──────── INPUT DATA ────────

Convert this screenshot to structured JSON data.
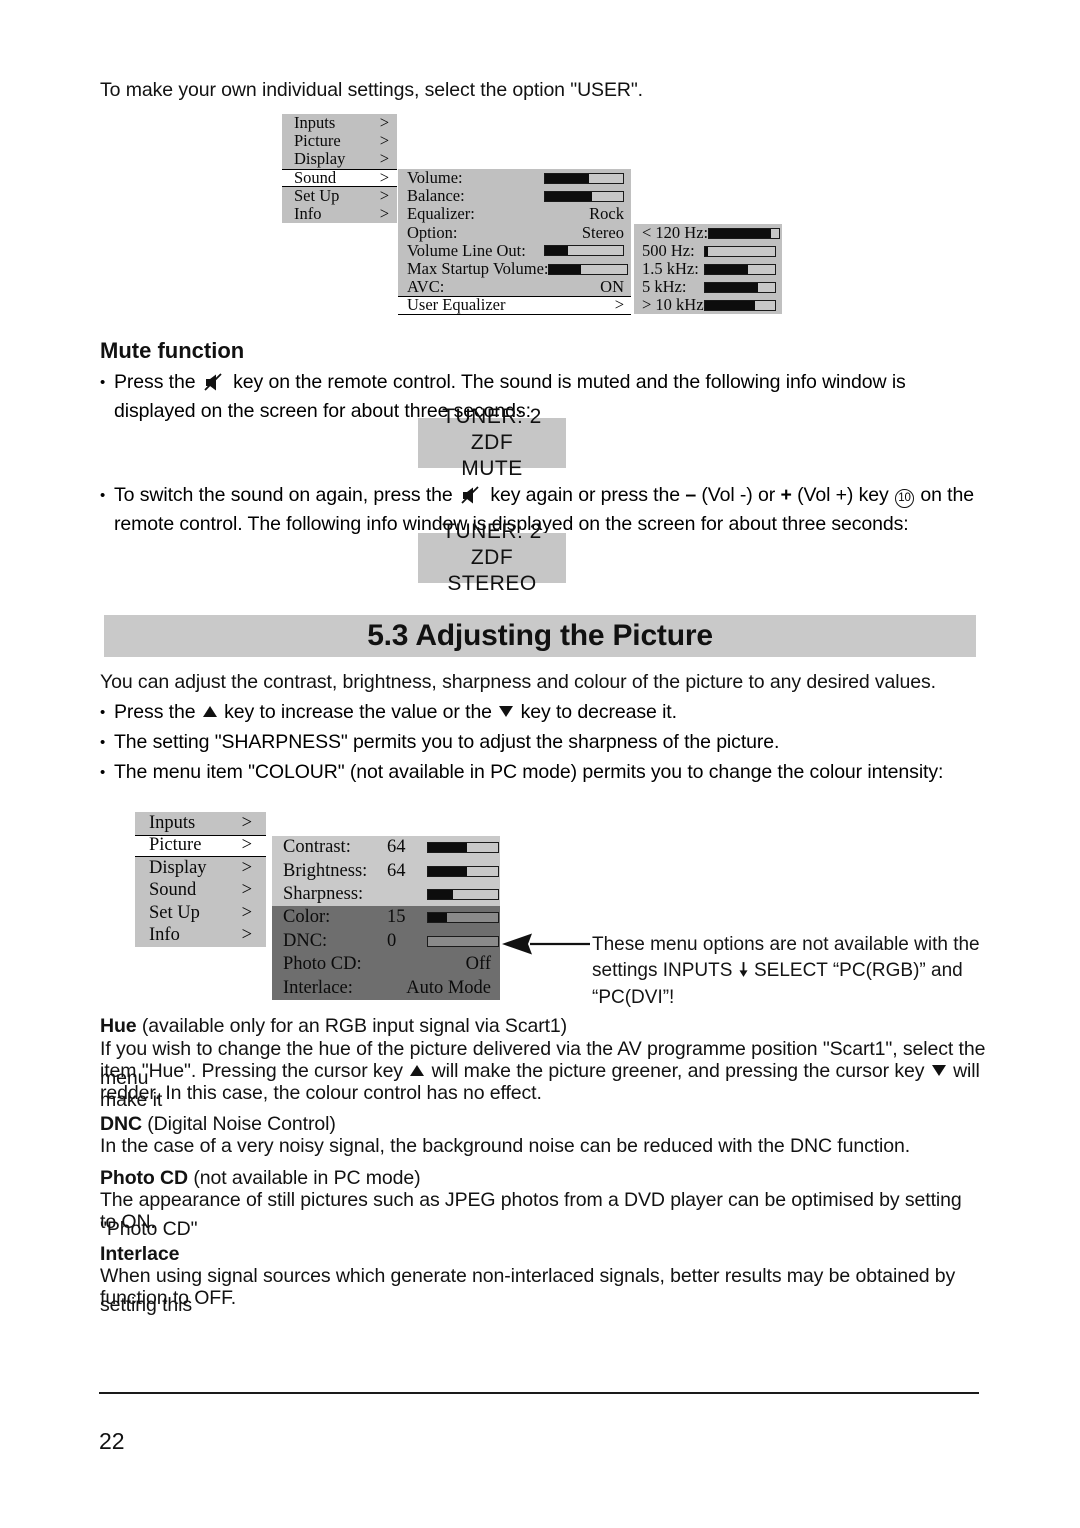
{
  "intro": {
    "line": "To make your own individual settings, select the option \"USER\"."
  },
  "sound_osd": {
    "main_menu": [
      {
        "label": "Inputs",
        "chev": ">"
      },
      {
        "label": "Picture",
        "chev": ">"
      },
      {
        "label": "Display",
        "chev": ">"
      },
      {
        "label": "Sound",
        "chev": ">"
      },
      {
        "label": "Set Up",
        "chev": ">"
      },
      {
        "label": "Info",
        "chev": ">"
      }
    ],
    "selected_item": "Sound",
    "sound_panel": [
      {
        "label": "Volume:",
        "value": "",
        "slider": 56
      },
      {
        "label": "Balance:",
        "value": "",
        "slider": 60
      },
      {
        "label": "Equalizer:",
        "value": "Rock",
        "slider": null
      },
      {
        "label": "Option:",
        "value": "Stereo",
        "slider": null
      },
      {
        "label": "Volume Line Out:",
        "value": "",
        "slider": 30
      },
      {
        "label": "Max Startup Volume:",
        "value": "",
        "slider": 40
      },
      {
        "label": "AVC:",
        "value": "ON",
        "slider": null
      },
      {
        "label": "User Equalizer",
        "value": ">",
        "slider": null,
        "selected": true
      }
    ],
    "equalizer_panel": [
      {
        "label": "< 120 Hz:",
        "slider": 88
      },
      {
        "label": "500 Hz:",
        "slider": 4
      },
      {
        "label": "1.5 kHz:",
        "slider": 62
      },
      {
        "label": "5 kHz:",
        "slider": 75
      },
      {
        "label": "> 10 kHz",
        "slider": 72
      }
    ]
  },
  "mute_section": {
    "heading": "Mute function",
    "bullet1_a": "Press the",
    "bullet1_b": "key on the remote control. The sound is muted and the following info window is displayed on the screen for about three seconds:",
    "mute_window": {
      "line1": "TUNER:  2  ZDF",
      "line2": "MUTE"
    },
    "bullet2_a": "To switch the sound on again, press the",
    "bullet2_b": "key again or press the",
    "bullet2_minus": "–",
    "bullet2_c": "(Vol -) or",
    "bullet2_plus": "+",
    "bullet2_d": "(Vol +) key",
    "bullet2_keynum": "10",
    "bullet2_e": "on the remote control. The following info window is displayed on the screen for about three seconds:",
    "stereo_window": {
      "line1": "TUNER:  2  ZDF",
      "line2": "STEREO"
    }
  },
  "section": {
    "banner_title": "5.3 Adjusting the Picture",
    "intro": "You can adjust the contrast, brightness, sharpness and colour of the picture to any desired values.",
    "b1_a": "Press the",
    "b1_b": "key to increase the value or the",
    "b1_c": "key to decrease it.",
    "b2": "The setting \"SHARPNESS\" permits you to adjust the sharpness of the picture.",
    "b3": "The menu item \"COLOUR\" (not available in PC mode) permits you to change the colour intensity:"
  },
  "picture_osd": {
    "main_menu": [
      {
        "label": "Inputs",
        "chev": ">"
      },
      {
        "label": "Picture",
        "chev": ">"
      },
      {
        "label": "Display",
        "chev": ">"
      },
      {
        "label": "Sound",
        "chev": ">"
      },
      {
        "label": "Set Up",
        "chev": ">"
      },
      {
        "label": "Info",
        "chev": ">"
      }
    ],
    "selected_item": "Picture",
    "panel_top": [
      {
        "label": "Contrast:",
        "value": "64",
        "slider": 55
      },
      {
        "label": "Brightness:",
        "value": "64",
        "slider": 55
      },
      {
        "label": "Sharpness:",
        "value": "",
        "slider": 35
      }
    ],
    "panel_bottom": [
      {
        "label": "Color:",
        "value": "15",
        "slider": 27,
        "text": ""
      },
      {
        "label": "DNC:",
        "value": "0",
        "slider": 0,
        "text": ""
      },
      {
        "label": "Photo CD:",
        "value": "",
        "slider": null,
        "text": "Off"
      },
      {
        "label": "Interlace:",
        "value": "",
        "slider": null,
        "text": "Auto Mode"
      }
    ],
    "callout": {
      "line1": "These menu options are not available with the",
      "line2_a": "settings  INPUTS",
      "line2_b": "SELECT  “PC(RGB)” and",
      "line3": "“PC(DVI”!"
    }
  },
  "notes": {
    "hue_title": "Hue",
    "hue_title_rest": "(available only for an RGB input signal via Scart1)",
    "hue_body_1": "If you wish to change the hue of the picture delivered via the AV programme position \"Scart1\", select the menu",
    "hue_body_2a": "item \"Hue\". Pressing the cursor key",
    "hue_body_2b": "will make the picture greener, and pressing the cursor key",
    "hue_body_2c": "will make it",
    "hue_body_3": "redder. In this case, the colour control has no effect.",
    "dnc_title": "DNC",
    "dnc_title_rest": "(Digital Noise Control)",
    "dnc_body": "In the case of a very noisy signal, the background noise can be reduced with the DNC function.",
    "photocd_title": "Photo CD",
    "photocd_title_rest": "(not available in PC mode)",
    "photocd_body_1": "The appearance of still pictures such as JPEG photos from a DVD player can be optimised by setting \"Photo CD\"",
    "photocd_body_2": "to ON.",
    "interlace_title": "Interlace",
    "interlace_body_1": "When using signal sources which generate non-interlaced signals, better results may be obtained by setting this",
    "interlace_body_2": "function to OFF."
  },
  "footer": {
    "page_number": "22"
  },
  "colors": {
    "osd_gray": "#c0c0c0",
    "osd_dark_gray": "#6e6e6e",
    "banner_gray": "#c9c9c9",
    "slider_fill": "#0d0d0d",
    "text": "#121212"
  }
}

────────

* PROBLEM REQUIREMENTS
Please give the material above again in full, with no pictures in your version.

* EXERCISE RESULT
Convert this screenshot to structured JSON data.
{
  "intro": {
    "line": "To make your own individual settings, select the option \"USER\"."
  },
  "sound_osd": {
    "main_menu": [
      {
        "label": "Inputs",
        "chev": ">"
      },
      {
        "label": "Picture",
        "chev": ">"
      },
      {
        "label": "Display",
        "chev": ">"
      },
      {
        "label": "Sound",
        "chev": ">"
      },
      {
        "label": "Set Up",
        "chev": ">"
      },
      {
        "label": "Info",
        "chev": ">"
      }
    ],
    "selected_item": "Sound",
    "sound_panel": [
      {
        "label": "Volume:",
        "value": "",
        "slider": 56
      },
      {
        "label": "Balance:",
        "value": "",
        "slider": 60
      },
      {
        "label": "Equalizer:",
        "value": "Rock",
        "slider": null
      },
      {
        "label": "Option:",
        "value": "Stereo",
        "slider": null
      },
      {
        "label": "Volume Line Out:",
        "value": "",
        "slider": 30
      },
      {
        "label": "Max Startup Volume:",
        "value": "",
        "slider": 40
      },
      {
        "label": "AVC:",
        "value": "ON",
        "slider": null
      },
      {
        "label": "User Equalizer",
        "value": ">",
        "slider": null,
        "selected": true
      }
    ],
    "equalizer_panel": [
      {
        "label": "< 120 Hz:",
        "slider": 88
      },
      {
        "label": "500 Hz:",
        "slider": 4
      },
      {
        "label": "1.5 kHz:",
        "slider": 62
      },
      {
        "label": "5 kHz:",
        "slider": 75
      },
      {
        "label": "> 10 kHz",
        "slider": 72
      }
    ]
  },
  "mute_section": {
    "heading": "Mute function",
    "bullet1_a": "Press the",
    "bullet1_b": "key on the remote control. The sound is muted and the following info window is displayed on the screen for about three seconds:",
    "mute_window": {
      "line1": "TUNER:  2  ZDF",
      "line2": "MUTE"
    },
    "bullet2_a": "To switch the sound on again, press the",
    "bullet2_b": "key again or press the",
    "bullet2_minus": "–",
    "bullet2_c": "(Vol -) or",
    "bullet2_plus": "+",
    "bullet2_d": "(Vol +) key",
    "bullet2_keynum": "10",
    "bullet2_e": "on the remote control. The following info window is displayed on the screen for about three seconds:",
    "stereo_window": {
      "line1": "TUNER:  2  ZDF",
      "line2": "STEREO"
    }
  },
  "section": {
    "banner_title": "5.3 Adjusting the Picture",
    "intro": "You can adjust the contrast, brightness, sharpness and colour of the picture to any desired values.",
    "b1_a": "Press the",
    "b1_b": "key to increase the value or the",
    "b1_c": "key to decrease it.",
    "b2": "The setting \"SHARPNESS\" permits you to adjust the sharpness of the picture.",
    "b3": "The menu item \"COLOUR\" (not available in PC mode) permits you to change the colour intensity:"
  },
  "picture_osd": {
    "main_menu": [
      {
        "label": "Inputs",
        "chev": ">"
      },
      {
        "label": "Picture",
        "chev": ">"
      },
      {
        "label": "Display",
        "chev": ">"
      },
      {
        "label": "Sound",
        "chev": ">"
      },
      {
        "label": "Set Up",
        "chev": ">"
      },
      {
        "label": "Info",
        "chev": ">"
      }
    ],
    "selected_item": "Picture",
    "panel_top": [
      {
        "label": "Contrast:",
        "value": "64",
        "slider": 55
      },
      {
        "label": "Brightness:",
        "value": "64",
        "slider": 55
      },
      {
        "label": "Sharpness:",
        "value": "",
        "slider": 35
      }
    ],
    "panel_bottom": [
      {
        "label": "Color:",
        "value": "15",
        "slider": 27,
        "text": ""
      },
      {
        "label": "DNC:",
        "value": "0",
        "slider": 0,
        "text": ""
      },
      {
        "label": "Photo CD:",
        "value": "",
        "slider": null,
        "text": "Off"
      },
      {
        "label": "Interlace:",
        "value": "",
        "slider": null,
        "text": "Auto Mode"
      }
    ],
    "callout": {
      "line1": "These menu options are not available with the",
      "line2_a": "settings  INPUTS",
      "line2_b": "SELECT  “PC(RGB)” and",
      "line3": "“PC(DVI”!"
    }
  },
  "notes": {
    "hue_title": "Hue",
    "hue_title_rest": "(available only for an RGB input signal via Scart1)",
    "hue_body_1": "If you wish to change the hue of the picture delivered via the AV programme position \"Scart1\", select the menu",
    "hue_body_2a": "item \"Hue\". Pressing the cursor key",
    "hue_body_2b": "will make the picture greener, and pressing the cursor key",
    "hue_body_2c": "will make it",
    "hue_body_3": "redder. In this case, the colour control has no effect.",
    "dnc_title": "DNC",
    "dnc_title_rest": "(Digital Noise Control)",
    "dnc_body": "In the case of a very noisy signal, the background noise can be reduced with the DNC function.",
    "photocd_title": "Photo CD",
    "photocd_title_rest": "(not available in PC mode)",
    "photocd_body_1": "The appearance of still pictures such as JPEG photos from a DVD player can be optimised by setting \"Photo CD\"",
    "photocd_body_2": "to ON.",
    "interlace_title": "Interlace",
    "interlace_body_1": "When using signal sources which generate non-interlaced signals, better results may be obtained by setting this",
    "interlace_body_2": "function to OFF."
  },
  "footer": {
    "page_number": "22"
  },
  "colors": {
    "osd_gray": "#c0c0c0",
    "osd_dark_gray": "#6e6e6e",
    "banner_gray": "#c9c9c9",
    "slider_fill": "#0d0d0d",
    "text": "#121212"
  }
}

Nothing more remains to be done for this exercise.